Much of the work on ambivalent emotions comes from the lab of Jeff Larsen, a social psychologist at Texas Tech University. Larsen and his colleagues began by questioning whether people could feel happiness and sadness at the same time. Folk wisdom suggests that the two emotional states fall at opposite ends of a single continuum, so you're either happy (and therefore not sad) or you're sad (and therefore not happy). But, as the examples above show, sometimes we do experience happiness and sadness at the same time. The uplifting agony of running, the bittersweet experience of victory couched in the broader context of defeat, and the disconcerting sense that you're enjoying a tragic film all provide anecdotal evidence that happiness and sadness sometimes coexist. Larsen and his colleagues showed similar effects in other contexts: leaving college and moving out of a memory-filled freshman dorm room evoke happiness and sadness, as does winning $5 when you realize that you were a hair's breadth from winning $12.
Although humans experience emotional states from the moment they're born, children younger than 11 or 12 years of age struggle to understand that people can experience happiness and sadness simultaneously. In one study, Larsen and his colleagues asked a group of children to watch a scene from Disney's The Little Mermaid. Ariel, the mermaid who occupies the title role, decides to marry a human, and her father, Triton, is forced to accept that he will never see his daughter again. The scene is bittersweet, but children aged 5-6 and even 7-8 tend to spontaneously describe Triton's emotions in univalent terms, ignoring the possibility that he might experience both happiness and sadness. Older children, aged 11-12 years, are significantly more likely to suggest that Triton is experiencing positive and negative emotions at the same time.
Emotional experiences are sometimes tied to particular people, places, or events, and ambivalent emotions become ambivalent attitudes when they're directed at a specific target. Just as certain experiences inspire both happiness and sadness, certain people, places, and events, inspire positive and negative evaluations simultaneously. Children love ice cream unreservedly, but adult dieters take their ice cream with a sprinkle of self-loathing. Ambivalent attitudes become especially dangerous when they're directed towards other people. Research by Susan Fiske, Peter Glick, Amy Cuddy, and their colleagues, suggests that many men hold ambivalent attitudes towards women, appreciating their feminine qualities while railing against their "masculine" attempts to enter male-dominated professions. The same is true of whites' attitudes towards other groups: on the one hand, minorities deserve credit for swimming against the current of denied opportunities, but on the other hand "they might do better if only they worked harder." (I discussed the perils of impartiality in my last post; ambivalent attitudes are particularly insidious, because they allow people to latch onto the negative components of the attitude, while selectively ignoring the attitude's positive components.

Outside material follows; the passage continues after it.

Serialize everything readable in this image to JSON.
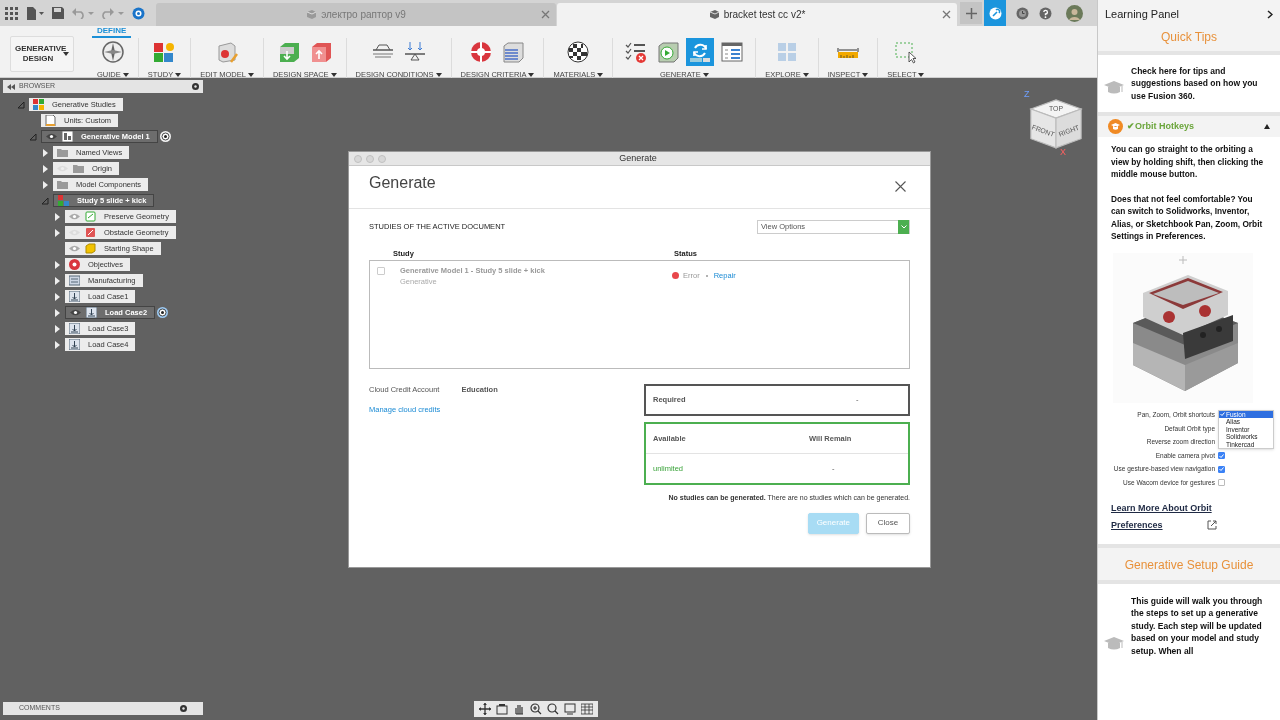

Thus, a male employer might choose not to hire otherwise suitable female employees because they come across as "too domineering.")
The upshot of this illuminating line of research is that people experience the absence of emotion differently from the simultaneous presence of strong positive and negative emotions. If you simply summed ecstasy and pain, you might arrive at neutrality, but as any runner can tell you as he or she crosses the finish line, the painfully gritty joy of finishing a race couldn't be farther from emotionless.
References: A summary of Jeff Larsen's work: http://webpages.acs.ttu.edu/jelarsen/research.htm.